If your intention was to discredit teachers and teachers' union, you might behave like AJ Duffy has in recent days.
A rational teachers' union president would react to a groundbreaking report on teacher evaluation and the data behind it -- such as the one published this weekend by the Los Angeles Times -- by embracing it and calling for use of the data in ways that would benefit teachers and students.
But Duffy, the president of United Teachers Los Angeles, the massive union representing teachers in the Los Angeles Unified School District, responded by declaring war on -- wait for it -- the Los Angeles Times, trying to block the story's publication and urging a boycott of the newspaper.

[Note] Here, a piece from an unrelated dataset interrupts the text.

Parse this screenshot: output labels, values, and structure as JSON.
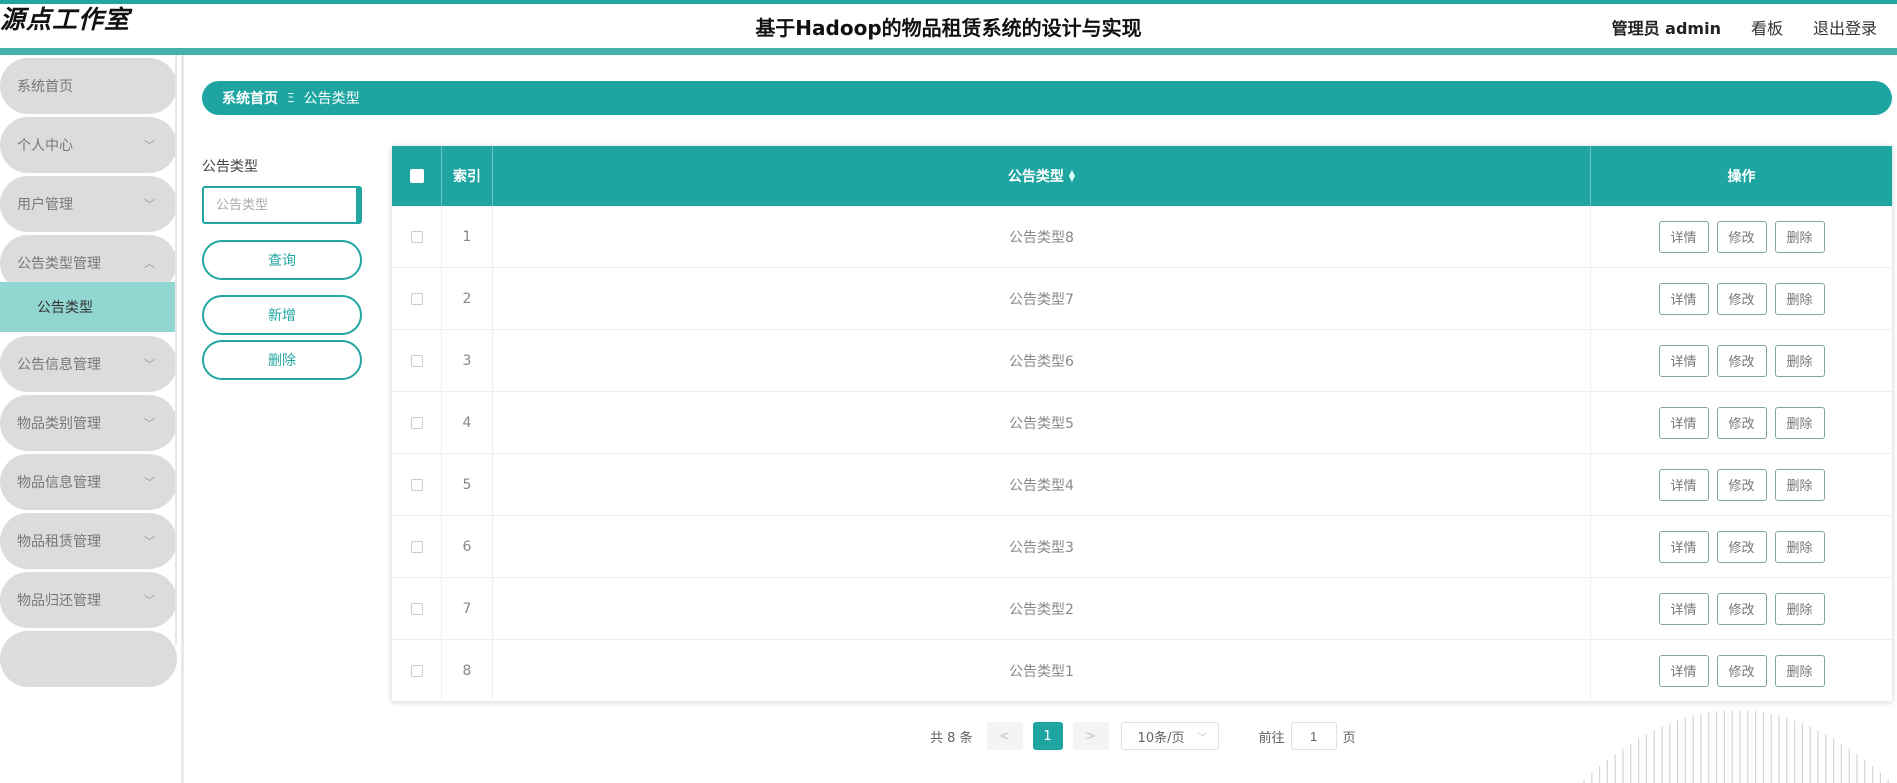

I'm a former LA Times reporter who remains a regular contributor to its pages, so call me biased, but this is the sort of story that this newspaper, which has had its troubles, should be doing more of. The story in question used the school district's own data to look at how much progress teachers made with individual students. The data analysis controls for factors like poverty and family, and thus is extraordinarily useful as a tool for evaluating teachers. It's also data that parents should have and, if not for the Times, wouldn't. The Times performed an enormous public service here. It deserves plaudits, not a boycott.
By declaring war against the paper, Duffy is making clear that he doesn't want parents and the public to be able to evaluate teachers. In doing so, he's undermining trust in teachers and in public education. And that hurts his members, by discouraging parents who have a choice from using the public system and by making it harder to make the case for the greater funding that schools in California so badly need.
Duffy might have argued for broader use of the data to help teachers -- while arguing against using such data to make hiring and firing decisions on instructors. Instead, he's trying to bully the paper and anyone who would use the data.
The best response would be to buy the Times and boycott this bully and his union. Public officials, including school board members, should shun the union -- no negotiations, no assistance on routine matters, and opposition to any and all pay raises -- until it fully embraces use of this data.